Dataset rows for apps and sites
+--

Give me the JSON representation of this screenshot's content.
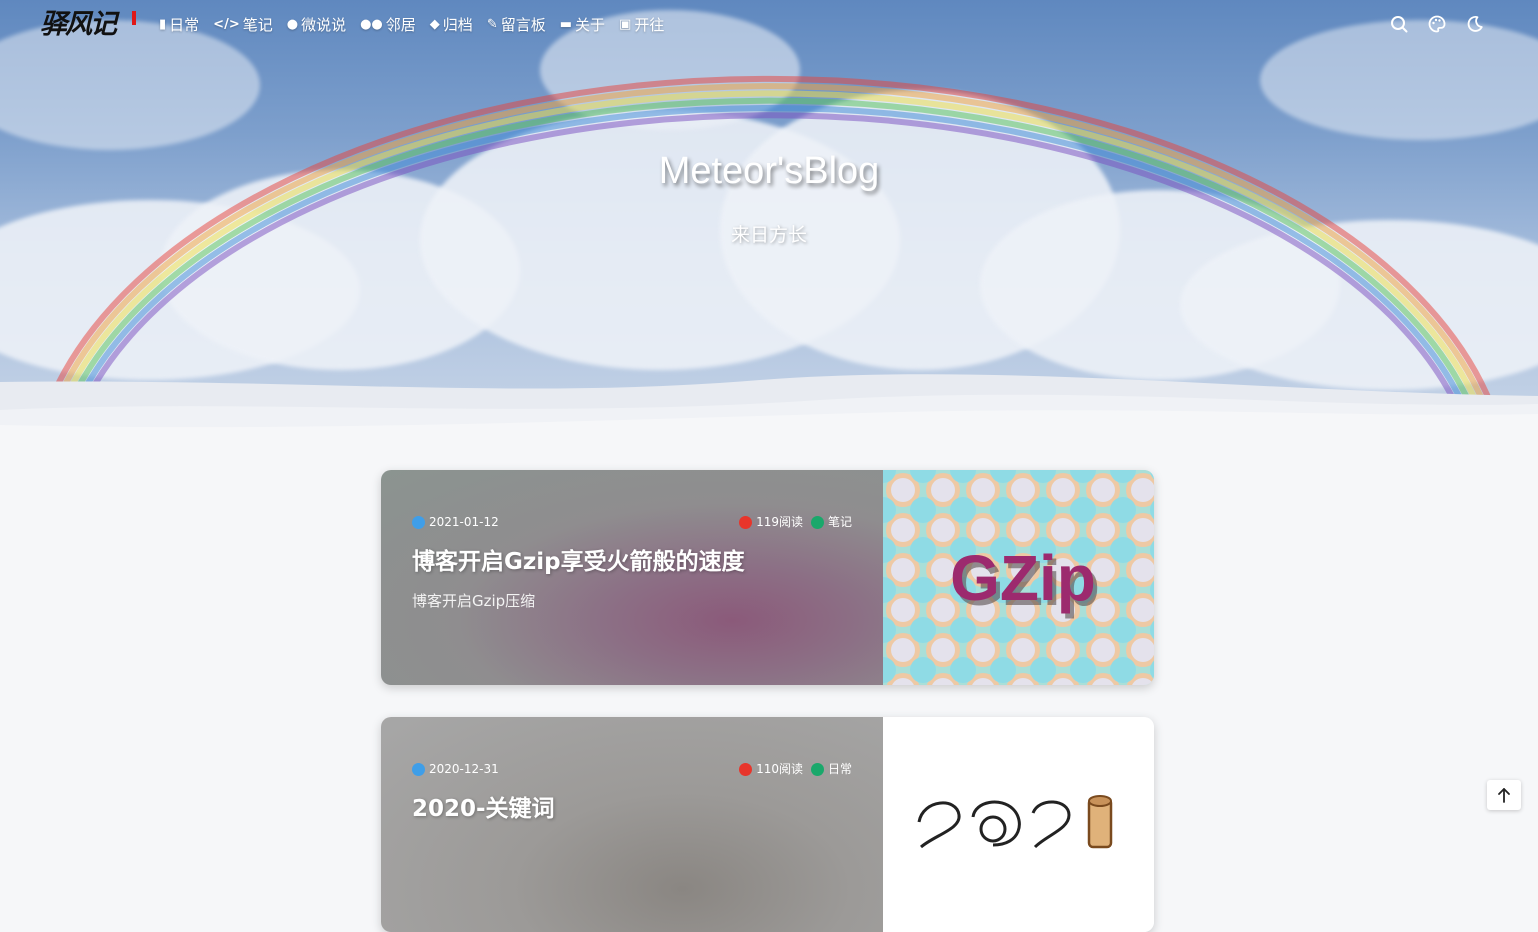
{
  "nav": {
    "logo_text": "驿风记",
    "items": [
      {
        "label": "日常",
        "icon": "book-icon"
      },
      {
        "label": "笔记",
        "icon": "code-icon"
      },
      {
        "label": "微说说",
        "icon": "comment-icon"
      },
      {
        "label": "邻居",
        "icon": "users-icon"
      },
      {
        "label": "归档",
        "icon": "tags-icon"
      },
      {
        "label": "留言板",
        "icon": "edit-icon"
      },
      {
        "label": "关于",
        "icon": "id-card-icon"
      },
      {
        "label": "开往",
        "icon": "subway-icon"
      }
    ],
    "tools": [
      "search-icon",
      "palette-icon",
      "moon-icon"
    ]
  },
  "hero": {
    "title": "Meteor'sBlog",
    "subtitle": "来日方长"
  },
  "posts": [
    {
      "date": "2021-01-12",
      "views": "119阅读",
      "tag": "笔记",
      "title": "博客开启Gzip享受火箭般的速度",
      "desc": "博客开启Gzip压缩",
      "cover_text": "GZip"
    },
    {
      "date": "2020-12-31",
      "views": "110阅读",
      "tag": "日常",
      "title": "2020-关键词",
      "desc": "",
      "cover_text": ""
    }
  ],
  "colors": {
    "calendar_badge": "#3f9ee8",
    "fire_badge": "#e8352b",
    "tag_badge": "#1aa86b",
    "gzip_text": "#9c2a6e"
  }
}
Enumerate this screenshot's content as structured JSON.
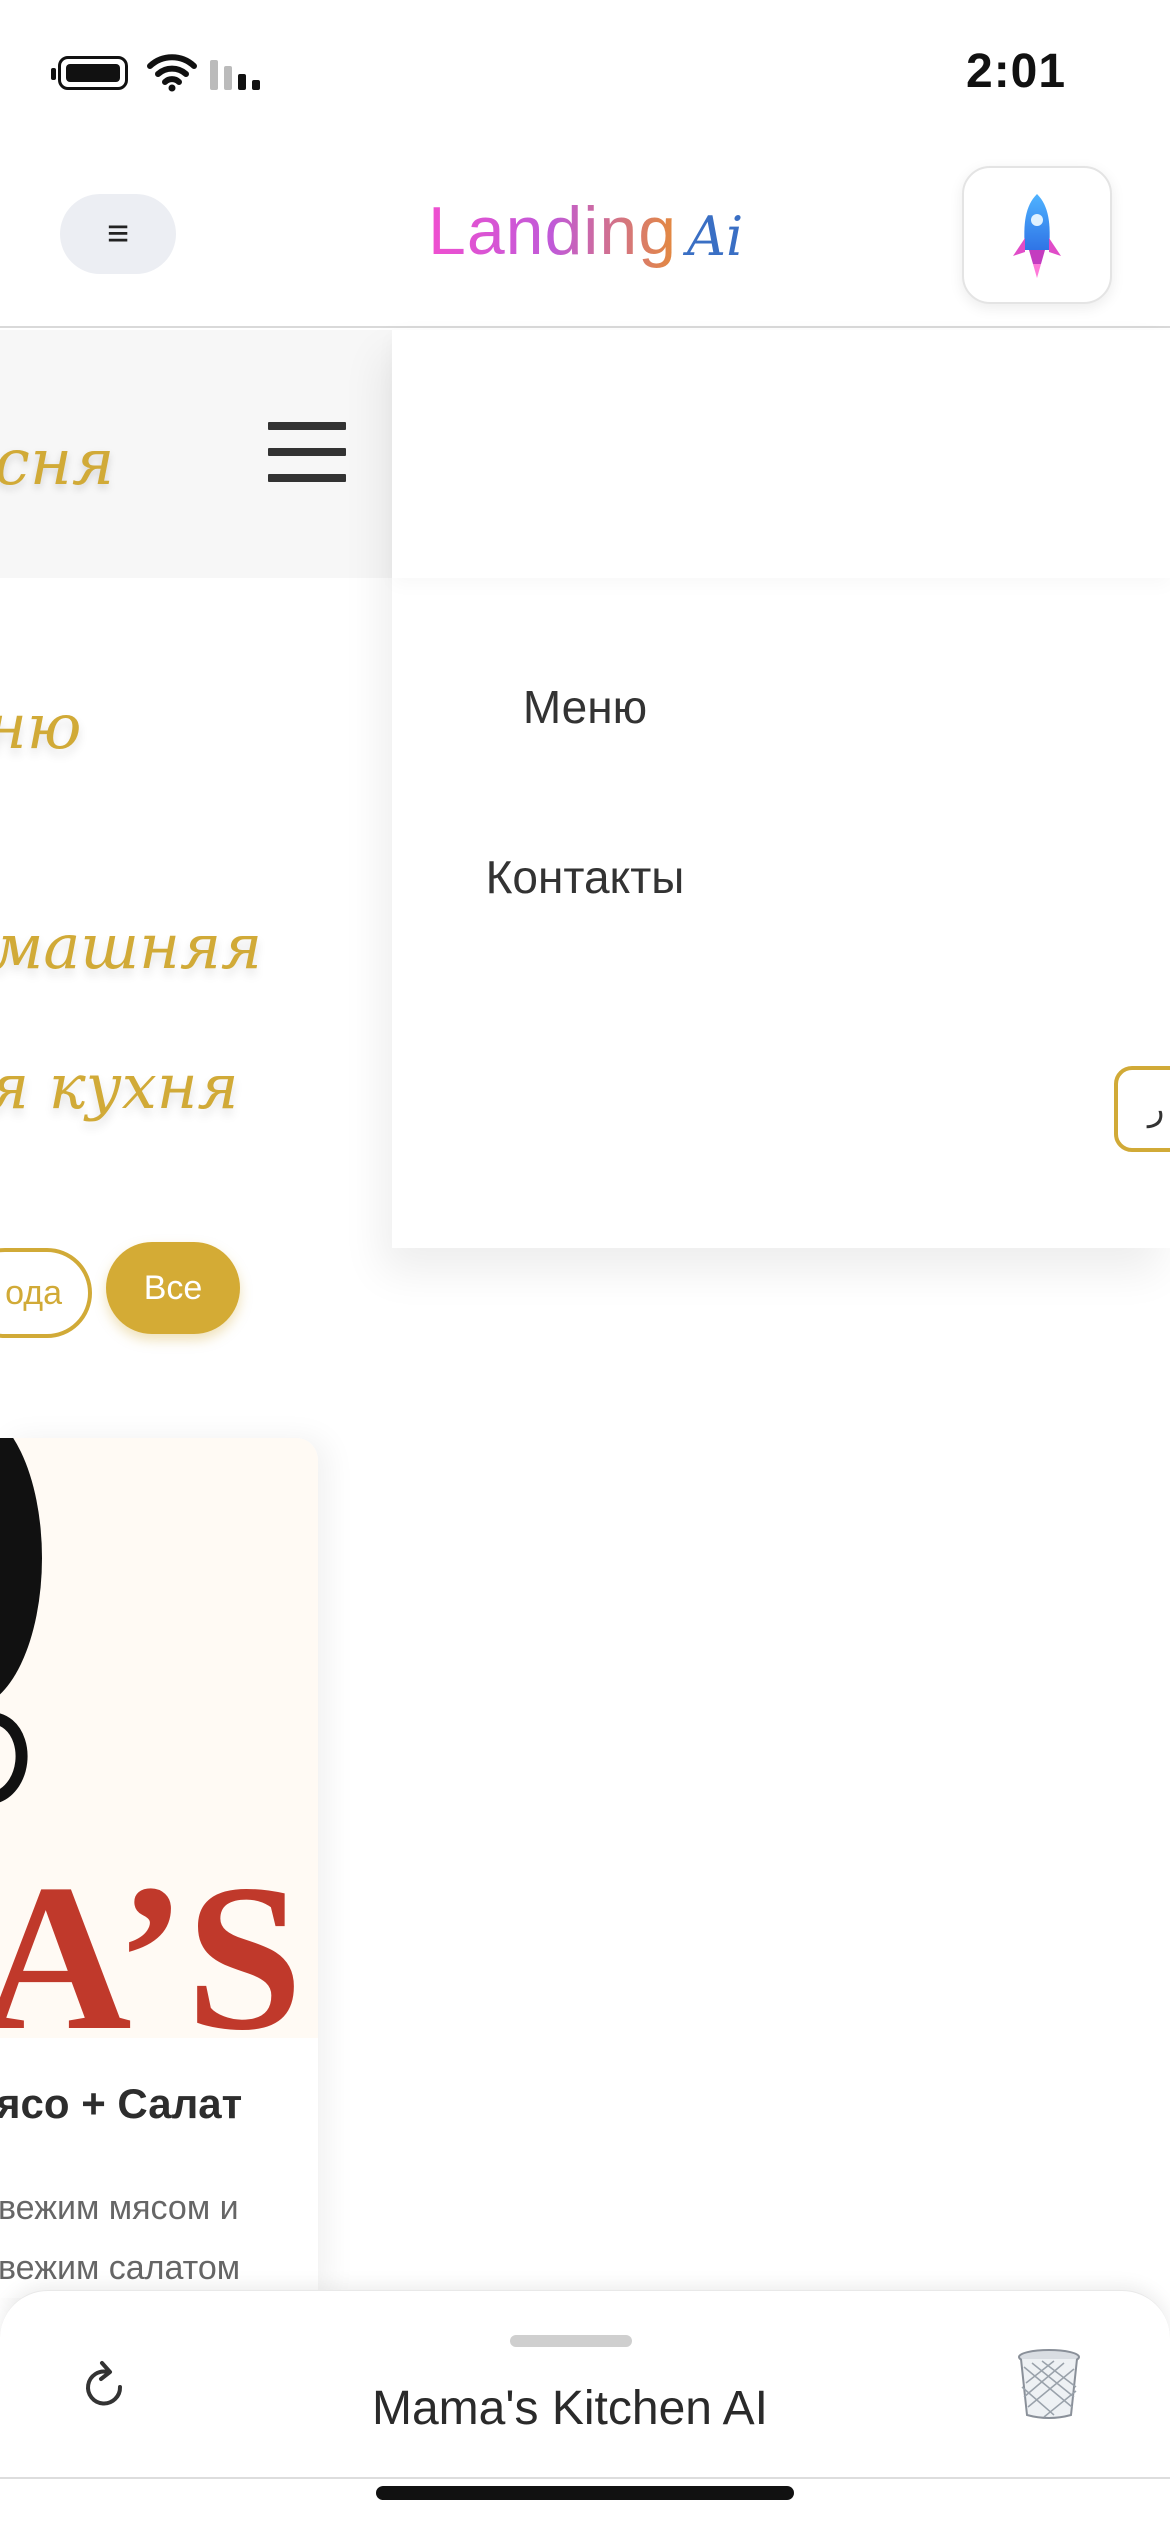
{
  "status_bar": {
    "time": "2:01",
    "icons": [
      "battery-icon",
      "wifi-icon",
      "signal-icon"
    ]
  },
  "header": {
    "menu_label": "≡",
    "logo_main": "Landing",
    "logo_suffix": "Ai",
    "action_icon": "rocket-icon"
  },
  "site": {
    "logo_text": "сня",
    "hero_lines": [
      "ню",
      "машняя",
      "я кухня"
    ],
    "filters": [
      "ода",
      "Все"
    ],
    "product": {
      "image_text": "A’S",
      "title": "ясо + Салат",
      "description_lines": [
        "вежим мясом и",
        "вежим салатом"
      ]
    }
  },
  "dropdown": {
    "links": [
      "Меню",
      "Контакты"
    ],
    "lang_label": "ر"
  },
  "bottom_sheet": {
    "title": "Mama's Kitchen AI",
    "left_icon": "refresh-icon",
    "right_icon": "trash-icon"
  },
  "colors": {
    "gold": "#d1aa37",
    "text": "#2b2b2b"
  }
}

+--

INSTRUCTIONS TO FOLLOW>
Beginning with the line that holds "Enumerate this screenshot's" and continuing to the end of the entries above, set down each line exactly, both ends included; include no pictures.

RESULT OF THE TASK>
Enumerate this screenshot's content as structured JSON.
{
  "status_bar": {
    "time": "2:01",
    "icons": [
      "battery-icon",
      "wifi-icon",
      "signal-icon"
    ]
  },
  "header": {
    "menu_label": "≡",
    "logo_main": "Landing",
    "logo_suffix": "Ai",
    "action_icon": "rocket-icon"
  },
  "site": {
    "logo_text": "сня",
    "hero_lines": [
      "ню",
      "машняя",
      "я кухня"
    ],
    "filters": [
      "ода",
      "Все"
    ],
    "product": {
      "image_text": "A’S",
      "title": "ясо + Салат",
      "description_lines": [
        "вежим мясом и",
        "вежим салатом"
      ]
    }
  },
  "dropdown": {
    "links": [
      "Меню",
      "Контакты"
    ],
    "lang_label": "ر"
  },
  "bottom_sheet": {
    "title": "Mama's Kitchen AI",
    "left_icon": "refresh-icon",
    "right_icon": "trash-icon"
  },
  "colors": {
    "gold": "#d1aa37",
    "text": "#2b2b2b"
  }
}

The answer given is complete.